The other day a woman named Kate Steinle was shot and killed while walking with her father and a friend along a pier in San Francisco. The alleged perpetrator was an illegal alien who had previously been convicted of seven felonies and had been deported five times. He shouldn’t have been there, but thanks to San Francisco’s status as a Sanctuary City, he was. And BOOM.
The conservative media have been speculating about why President Obama has not telephoned his condolences to the Steinle family, or made a somber public statement, as he seems to do in almost every other case of death or injury in the United States. Heck, on a slow day he will call the mother of any child who happens to fall off his tricycle and suffer an owie on his knee.
Some have been unkind enough to suggest that because Ms. Steinle was, indirectly, a victim of Obama’s What the Hell immigration policy, he may be feeling a bit guilty. Or, if that is stretching the case, he may be feeling foolish, and is at a loss to think of anything he could say that doesn’t sound hypocritical. Or maybe he just doesn’t care.
I am here to tell you, thanks to my super-secret sources, that Obama did in fact make an attempt, though unsuccessful, to come up with just the right thing to say.
In a meeting with select aides, he initially suggested that he hold a press conference in the Rose Garden of the White House, and blame the death of Ms. Steinle on the police of Cambridge, Massachusetts. “The Cambridge police acted stupidly.”
He changed his mind after an aide persuaded him that the Cambridge police had nothing to do with the death of Ms. Steinle. The aides also swatted down statements blaming the police of Baltimore and Ferguson, Missouri.
Next the President proposed blaming the death on a video. “We have it on good authority that this unfortunate death was brought about because of the posting of a video on the YouTube channel, which recklessly inflamed the Hispanic gentleman who is alleged to have killed Ms. Steinway, through no fault of his own.” His aides then pointed out that there is no evidence that any video was involved. “Who needs evidence?” the President responded, but he was eventually brought around.
“Let’s go back to Square One,” Mr. Obama then said. “How about that boilerplate remark I always make in cases like this. ‘Mrs Obama and I want the Steinway family to know that our hearts and prayers go out to them.'”
His aides agreed that this could do no harm, although one of them had to tactfully point out that the President didn’t seem to know the victim’s correct name.
“Here’s another,” said the President, seemingly warming to the task: “If I had another daughter, she might have looked like Ms. Steinle.”
When it was pointed out that Ms. Steinle was a white woman, the President replied: “Then why are we bothering with this? How can this possibly increase the Democratic vote? I have no interest in victims who don’t look like me.”

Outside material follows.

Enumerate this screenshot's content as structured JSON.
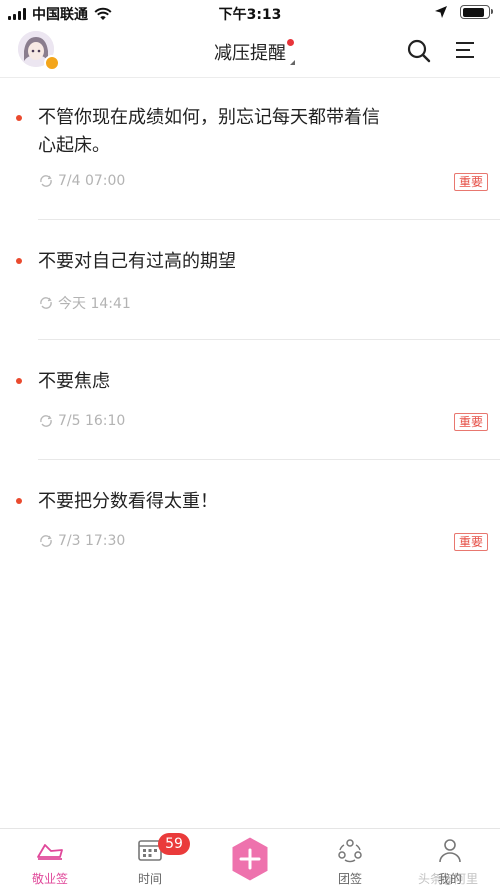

Finally the group agreed that the President would simply issue the customary “hearts and prayers” statement, and leave it at that. There would be no phone call to the family.
But then the First Lady sent word that she didn’t care to be included in the statement. Something about white privilege, my sources tell me.
As his aides were trooping out of the Oval Office, the President picked up his phone and told his secretary: “Get me that woman who called to complain that Burger King served her a cold Whopper.”